### RECORDS FOR THE EXERCISE

• • •

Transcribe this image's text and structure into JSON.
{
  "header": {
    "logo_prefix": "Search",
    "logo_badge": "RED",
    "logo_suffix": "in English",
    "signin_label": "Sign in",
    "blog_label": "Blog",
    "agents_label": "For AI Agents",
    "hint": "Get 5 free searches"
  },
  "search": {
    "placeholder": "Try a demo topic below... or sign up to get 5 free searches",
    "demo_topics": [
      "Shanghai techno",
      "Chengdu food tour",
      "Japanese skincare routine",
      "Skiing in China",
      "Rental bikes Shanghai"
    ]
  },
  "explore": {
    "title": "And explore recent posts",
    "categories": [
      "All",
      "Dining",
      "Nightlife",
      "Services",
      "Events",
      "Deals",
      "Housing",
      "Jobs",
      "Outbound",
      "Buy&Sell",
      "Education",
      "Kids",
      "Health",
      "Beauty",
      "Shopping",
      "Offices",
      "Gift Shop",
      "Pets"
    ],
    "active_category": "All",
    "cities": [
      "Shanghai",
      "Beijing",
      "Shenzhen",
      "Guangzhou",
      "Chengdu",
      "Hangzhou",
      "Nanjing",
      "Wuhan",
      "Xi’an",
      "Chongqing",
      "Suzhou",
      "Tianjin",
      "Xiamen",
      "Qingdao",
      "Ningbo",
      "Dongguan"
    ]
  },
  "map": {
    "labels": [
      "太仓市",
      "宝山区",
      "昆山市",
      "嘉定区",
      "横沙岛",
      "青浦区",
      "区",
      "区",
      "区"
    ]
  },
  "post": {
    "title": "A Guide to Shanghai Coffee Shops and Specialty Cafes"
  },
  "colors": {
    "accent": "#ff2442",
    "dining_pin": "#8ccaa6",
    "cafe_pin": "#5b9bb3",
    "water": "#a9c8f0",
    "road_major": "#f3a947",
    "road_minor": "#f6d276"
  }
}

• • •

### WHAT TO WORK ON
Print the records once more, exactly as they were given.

### REPLY TO THE TASK
Transcribe this image's text and structure into JSON.
{
  "header": {
    "logo_prefix": "Search",
    "logo_badge": "RED",
    "logo_suffix": "in English",
    "signin_label": "Sign in",
    "blog_label": "Blog",
    "agents_label": "For AI Agents",
    "hint": "Get 5 free searches"
  },
  "search": {
    "placeholder": "Try a demo topic below... or sign up to get 5 free searches",
    "demo_topics": [
      "Shanghai techno",
      "Chengdu food tour",
      "Japanese skincare routine",
      "Skiing in China",
      "Rental bikes Shanghai"
    ]
  },
  "explore": {
    "title": "And explore recent posts",
    "categories": [
      "All",
      "Dining",
      "Nightlife",
      "Services",
      "Events",
      "Deals",
      "Housing",
      "Jobs",
      "Outbound",
      "Buy&Sell",
      "Education",
      "Kids",
      "Health",
      "Beauty",
      "Shopping",
      "Offices",
      "Gift Shop",
      "Pets"
    ],
    "active_category": "All",
    "cities": [
      "Shanghai",
      "Beijing",
      "Shenzhen",
      "Guangzhou",
      "Chengdu",
      "Hangzhou",
      "Nanjing",
      "Wuhan",
      "Xi’an",
      "Chongqing",
      "Suzhou",
      "Tianjin",
      "Xiamen",
      "Qingdao",
      "Ningbo",
      "Dongguan"
    ]
  },
  "map": {
    "labels": [
      "太仓市",
      "宝山区",
      "昆山市",
      "嘉定区",
      "横沙岛",
      "青浦区",
      "区",
      "区",
      "区"
    ]
  },
  "post": {
    "title": "A Guide to Shanghai Coffee Shops and Specialty Cafes"
  },
  "colors": {
    "accent": "#ff2442",
    "dining_pin": "#8ccaa6",
    "cafe_pin": "#5b9bb3",
    "water": "#a9c8f0",
    "road_major": "#f3a947",
    "road_minor": "#f6d276"
  }
}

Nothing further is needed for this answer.